Lydia and Roy had invited other important contacts to our meeting. The head of the Down Syndrome Foundation of Uganda was there. So were medical staff at the biggest hospital in the district. Leaders with the district parents’ association I had connected with were also there.

As the meeting unfolded, it began to feel familiar. People in the room shared needs and opportunities they were seeing, and themes emerged. Organizations who hadn’t known about each other talked about how they might work together.

I realized: this feels like so many meetings I’ve attended for the Council! An ocean away, the same magic was happening. People across organizations were connecting the dots on shared work toward common goals. The room was full of the power of common purpose.

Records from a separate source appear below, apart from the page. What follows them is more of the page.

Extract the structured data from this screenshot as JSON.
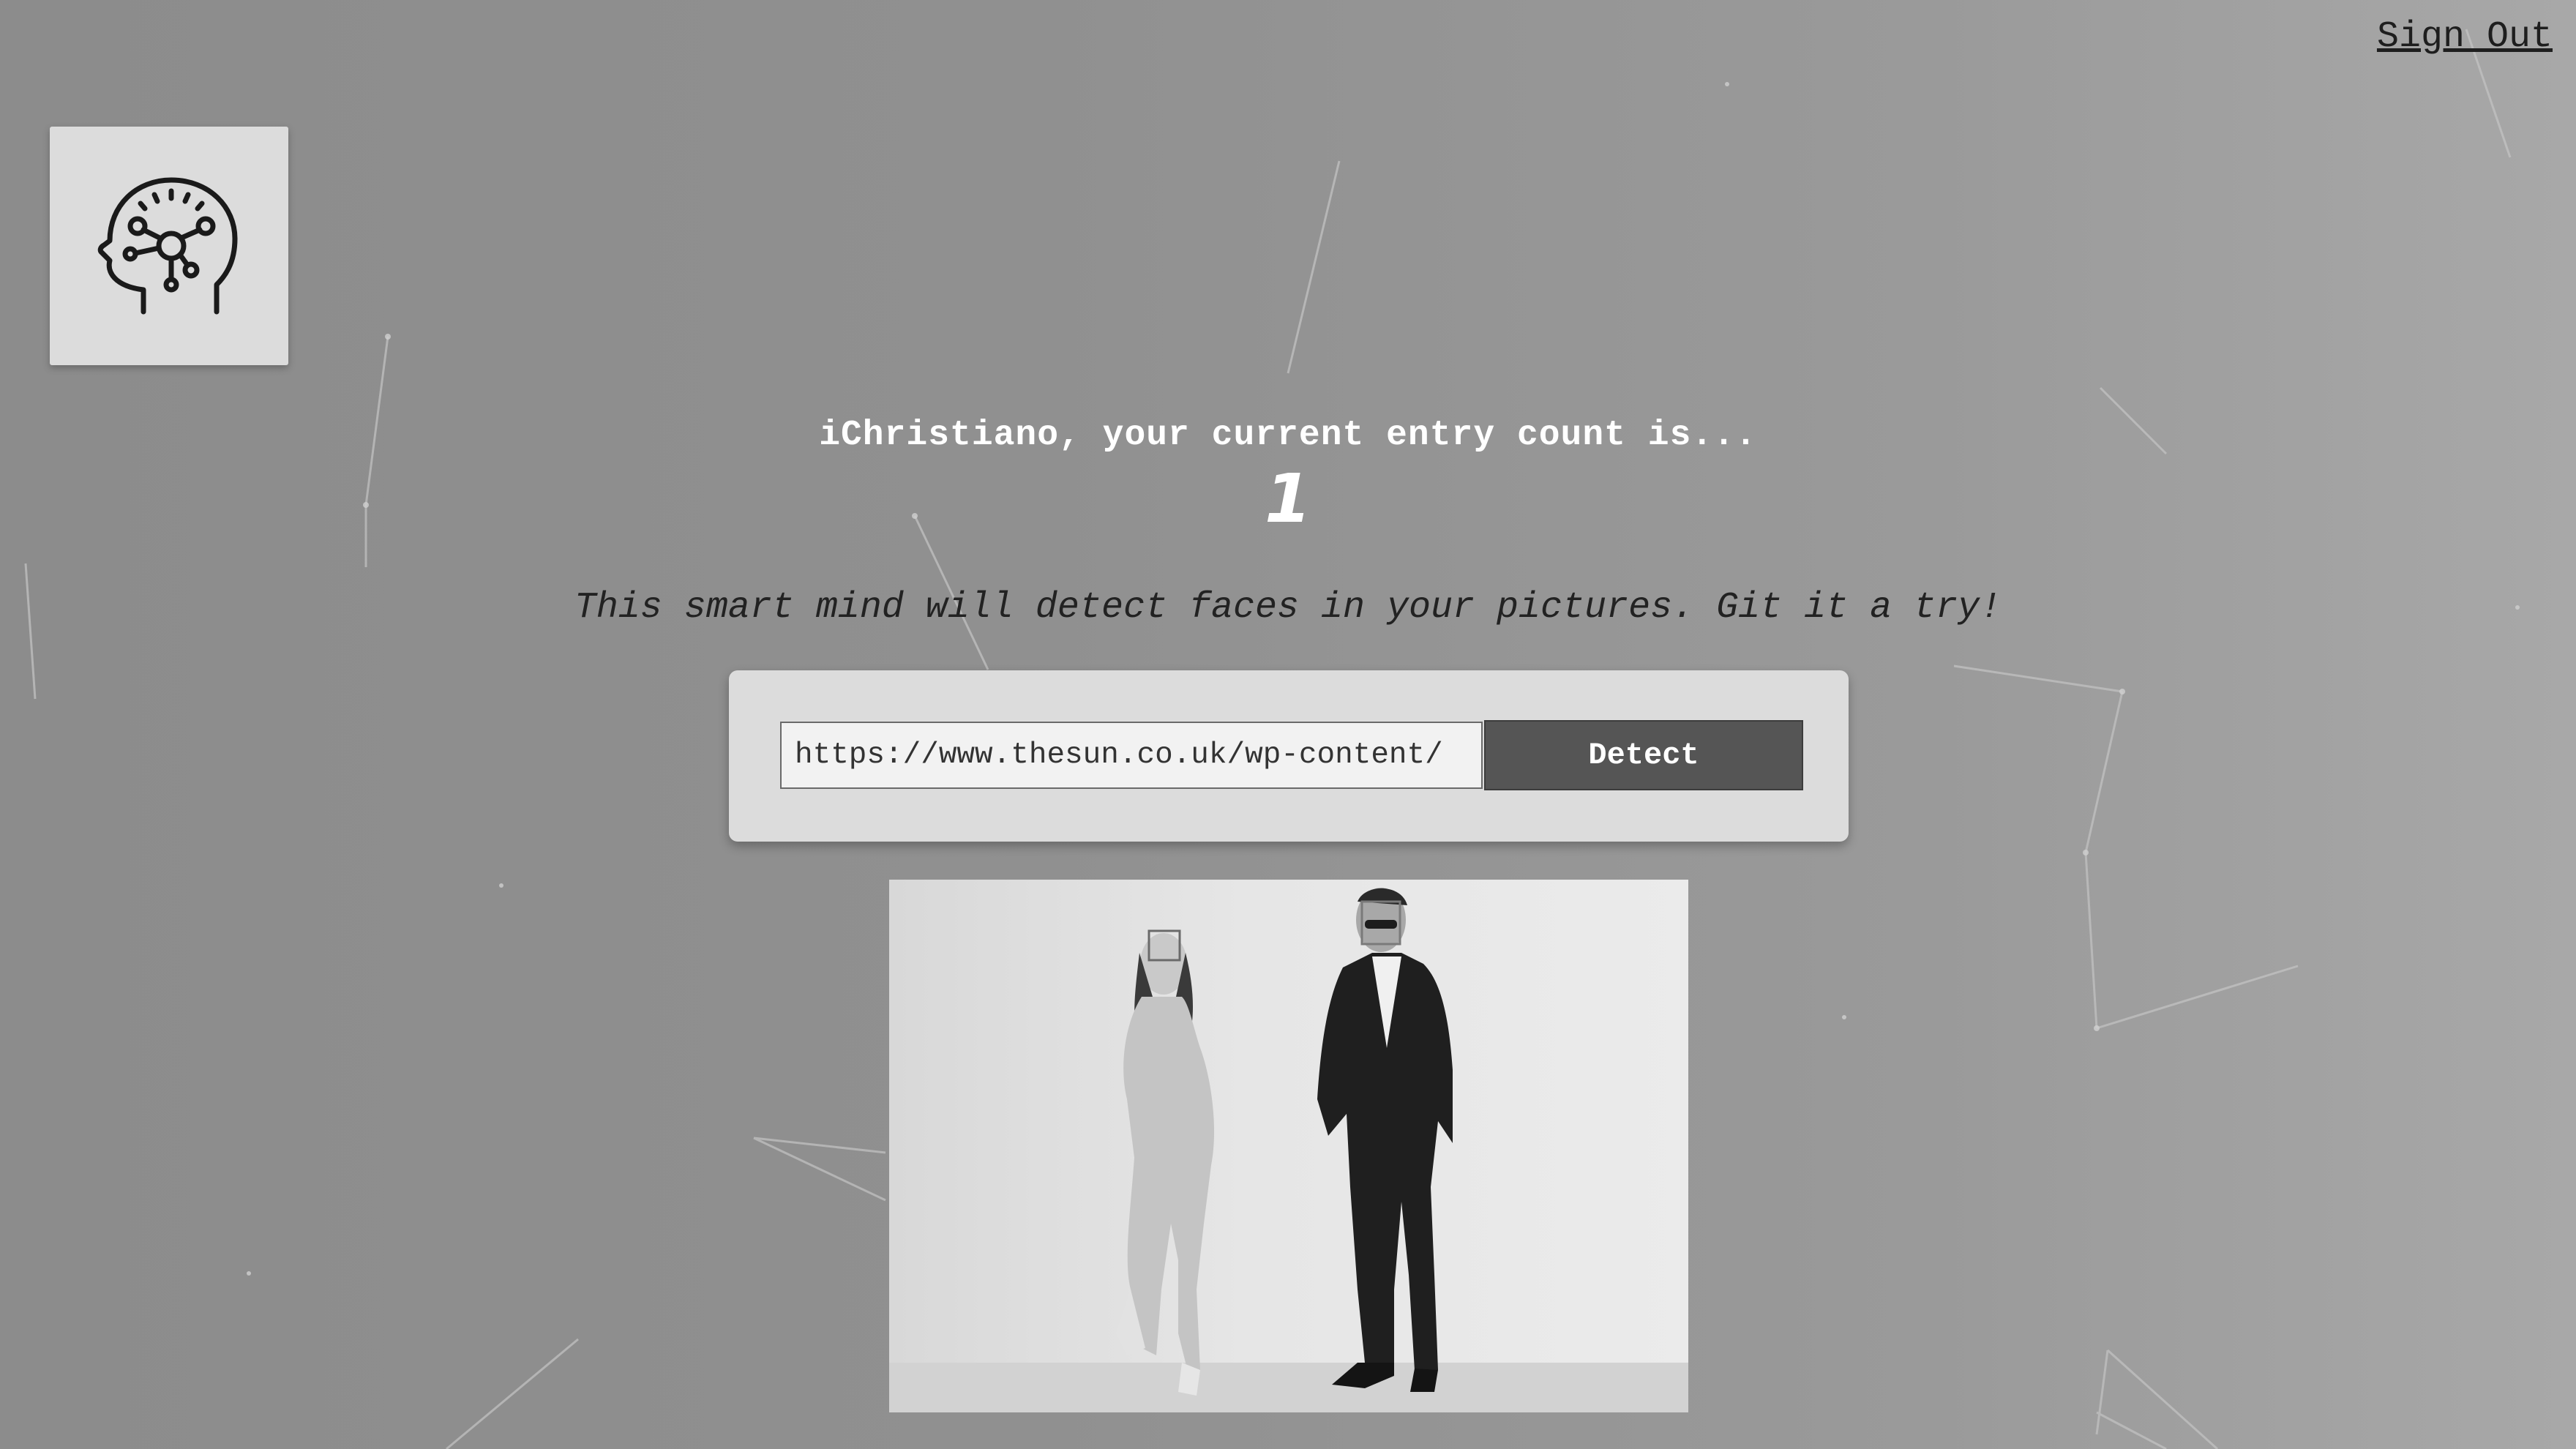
{
  "header": {
    "sign_out_label": "Sign Out"
  },
  "logo": {
    "icon": "brain-network-head-icon"
  },
  "greeting": {
    "text": "iChristiano, your current entry count is...",
    "count": "1"
  },
  "tagline": "This smart mind will detect faces in your pictures. Git it a try!",
  "form": {
    "url_value": "https://www.thesun.co.uk/wp-content/",
    "button_label": "Detect"
  },
  "result_image": {
    "description_icon": "photo-two-people-with-face-boxes",
    "face_boxes": 2
  },
  "colors": {
    "background": "#909090",
    "card": "#dcdcdc",
    "button": "#555555",
    "text_light": "#ffffff",
    "text_dark": "#222222"
  }
}
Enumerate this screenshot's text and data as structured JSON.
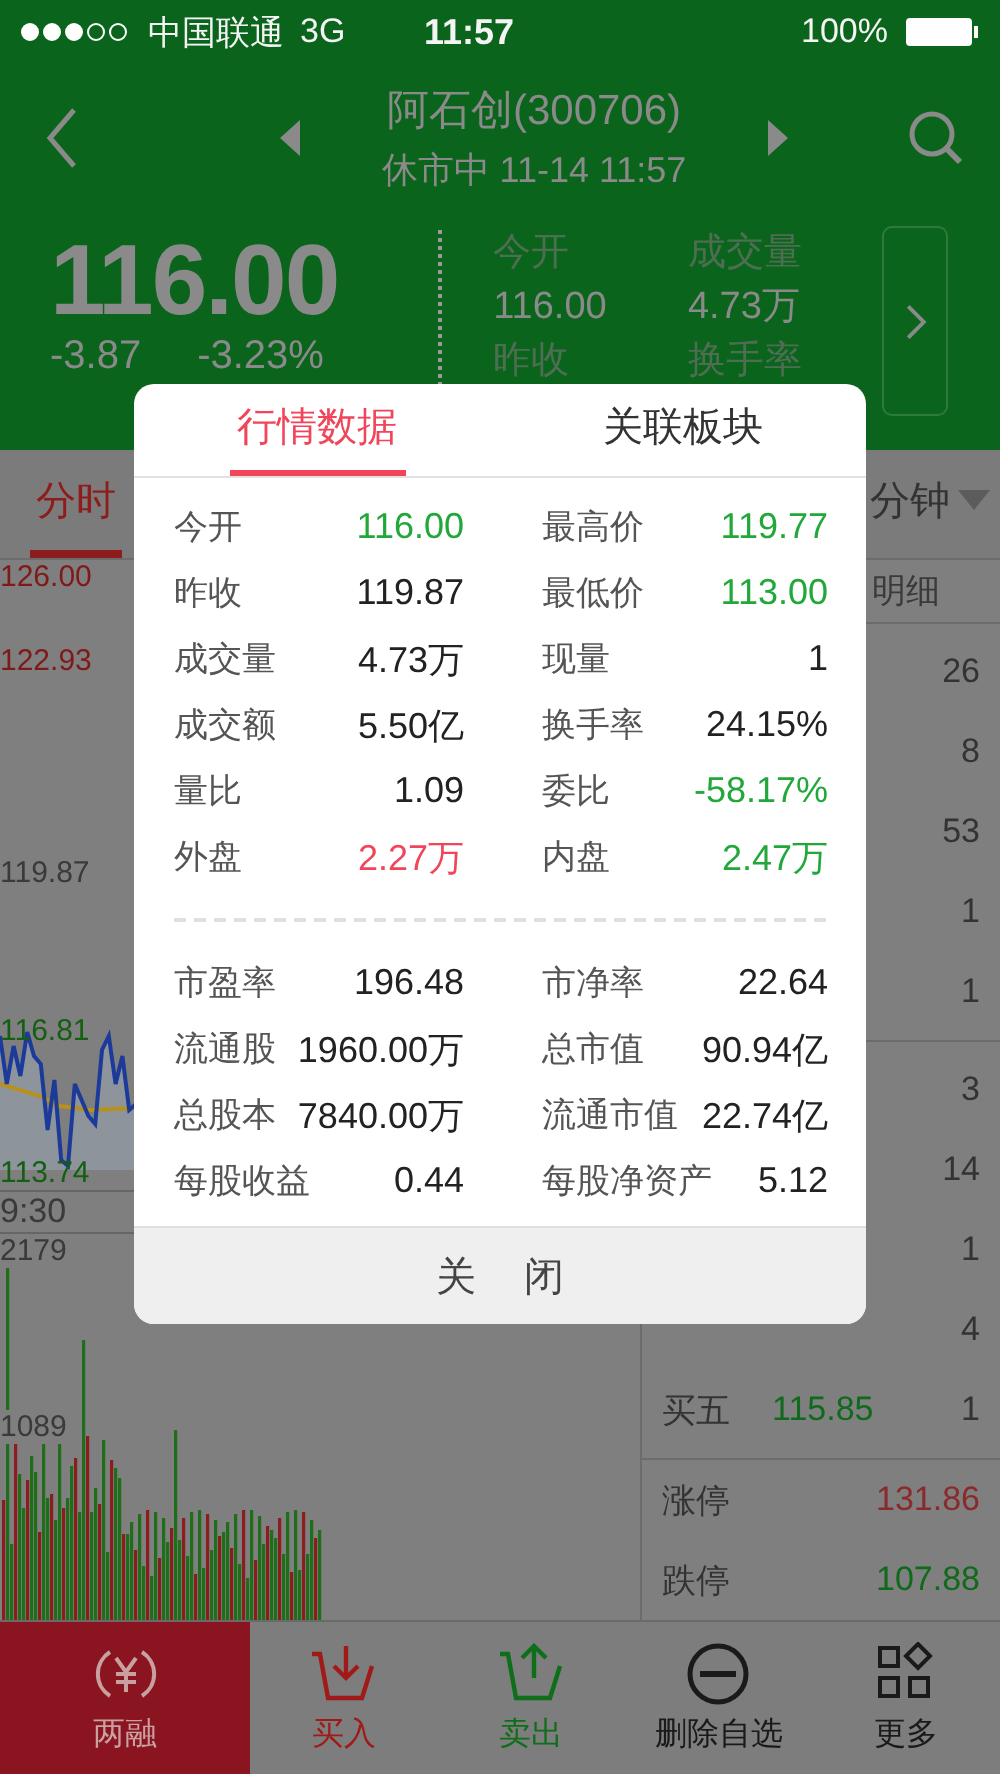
{
  "status_bar": {
    "carrier": "中国联通",
    "network": "3G",
    "time": "11:57",
    "battery": "100%"
  },
  "header": {
    "title": "阿石创(300706)",
    "subtitle": "休市中 11-14 11:57"
  },
  "quote": {
    "price": "116.00",
    "change": "-3.87",
    "change_pct": "-3.23%",
    "stats": [
      {
        "label": "今开",
        "value": "116.00",
        "next_label": "昨收"
      },
      {
        "label": "成交量",
        "value": "4.73万",
        "next_label": "换手率"
      }
    ]
  },
  "chart_tabs": [
    {
      "label": "分时",
      "selected": true,
      "kind": "plain"
    },
    {
      "label": "分钟",
      "selected": false,
      "kind": "dropdown"
    }
  ],
  "price_axis": [
    {
      "label": "126.00",
      "color": "#7e1a1a"
    },
    {
      "label": "122.93",
      "color": "#7e1a1a"
    },
    {
      "label": "119.87",
      "color": "#3a3a3a"
    },
    {
      "label": "116.81",
      "color": "#145f14"
    },
    {
      "label": "113.74",
      "color": "#145f14"
    }
  ],
  "time_label": "9:30",
  "volume_axis": [
    "2179",
    "1089"
  ],
  "order_book": {
    "header": "明细",
    "groups": [
      [
        {
          "volume": "26"
        },
        {
          "volume": "8"
        },
        {
          "volume": "53"
        },
        {
          "volume": "1"
        },
        {
          "volume": "1"
        }
      ],
      [
        {
          "volume": "3"
        },
        {
          "volume": "14"
        },
        {
          "volume": "1"
        },
        {
          "volume": "4"
        },
        {
          "label": "买五",
          "price": "115.85",
          "volume": "1"
        }
      ]
    ],
    "limits": [
      {
        "label": "涨停",
        "value": "131.86",
        "color": "#8a2a2a"
      },
      {
        "label": "跌停",
        "value": "107.88",
        "color": "#0f6a1c"
      }
    ]
  },
  "bottom_nav": [
    {
      "label": "两融",
      "kind": "margin",
      "selected": true,
      "color": "#c8a0a0"
    },
    {
      "label": "买入",
      "kind": "buy",
      "selected": false,
      "color": "#a01a1a"
    },
    {
      "label": "卖出",
      "kind": "sell",
      "selected": false,
      "color": "#0f6e1a"
    },
    {
      "label": "删除自选",
      "kind": "remove",
      "selected": false,
      "color": "#1a1a1a"
    },
    {
      "label": "更多",
      "kind": "more",
      "selected": false,
      "color": "#1a1a1a"
    }
  ],
  "dialog": {
    "tabs": [
      {
        "label": "行情数据",
        "selected": true
      },
      {
        "label": "关联板块",
        "selected": false
      }
    ],
    "sections": [
      [
        {
          "label": "今开",
          "value": "116.00",
          "color": "#22a83a"
        },
        {
          "label": "最高价",
          "value": "119.77",
          "color": "#22a83a"
        },
        {
          "label": "昨收",
          "value": "119.87",
          "color": "#222222"
        },
        {
          "label": "最低价",
          "value": "113.00",
          "color": "#22a83a"
        },
        {
          "label": "成交量",
          "value": "4.73万",
          "color": "#222222"
        },
        {
          "label": "现量",
          "value": "1",
          "color": "#222222"
        },
        {
          "label": "成交额",
          "value": "5.50亿",
          "color": "#222222"
        },
        {
          "label": "换手率",
          "value": "24.15%",
          "color": "#222222"
        },
        {
          "label": "量比",
          "value": "1.09",
          "color": "#222222"
        },
        {
          "label": "委比",
          "value": "-58.17%",
          "color": "#22a83a"
        },
        {
          "label": "外盘",
          "value": "2.27万",
          "color": "#f0455a"
        },
        {
          "label": "内盘",
          "value": "2.47万",
          "color": "#22a83a"
        }
      ],
      [
        {
          "label": "市盈率",
          "value": "196.48",
          "color": "#222222"
        },
        {
          "label": "市净率",
          "value": "22.64",
          "color": "#222222"
        },
        {
          "label": "流通股",
          "value": "1960.00万",
          "color": "#222222"
        },
        {
          "label": "总市值",
          "value": "90.94亿",
          "color": "#222222"
        },
        {
          "label": "总股本",
          "value": "7840.00万",
          "color": "#222222"
        },
        {
          "label": "流通市值",
          "value": "22.74亿",
          "color": "#222222"
        },
        {
          "label": "每股收益",
          "value": "0.44",
          "color": "#222222"
        },
        {
          "label": "每股净资产",
          "value": "5.12",
          "color": "#222222"
        }
      ]
    ],
    "close_button": "关 闭"
  }
}
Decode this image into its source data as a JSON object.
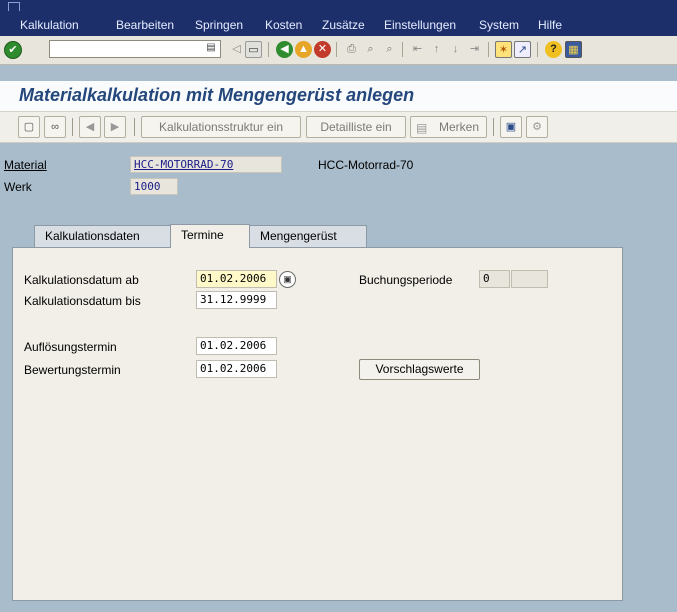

a young child in a bright pink shirt and an adult female family member with a colorful dress is shown leaning over his shoulder - the boy is looking at the camera directly and smiling, his family member is smiling down past him
A parent event offered a sense of hope and community to families who were gathering together for the first time.

Joy in disability

The following day, more than 20 families gathered for a Blessing Maama-hosted event. A roster of speakers, including local leaders, addressed the gathering. The leader of the district parents’ association shared information about health services for children with disabilities – welcome news for the audience.

As I sat at the front table, looking out at the crowd, my mind traveled back to that dark NICU room 11 years ago. I couldn’t have dreamed that the path from there would lead to East Africa, to a room full of families finding hope and community. When I stood to speak, the message that poured out of me was one of shared purpose – of finding that together, our path forward is one of joy.

Not long after, the stage was crowded with dancing children, the parents videoing and clapping along. Most of these families had never before been together with others who shared their experience. Very few had experienced celebration associated with disability. As I have returned home, this is the moment that has stayed with me – families laughing and clapping together as their children with disabilities danced.

The work continues

In my final days in Uganda, I met with several other key disability contacts. I gave a talk to a roomful of university students about how they can become disability advocates in their own communities, from South Sudan to the Democratic Republic of Congo to Rwanda and Zambia. Since my return, I have stayed in touch with my new contacts, researching resources and working toward continued partnership.

The needs are familiar: a shift in attitudes and expectations, access to education, improved healthcare and support services.  As with all work for change, the barriers can feel overwhelming. When I start to feel discouraged, I pull up pictures of children dancing as their parents clap along, and I remember the joy of purpose shared across the miles.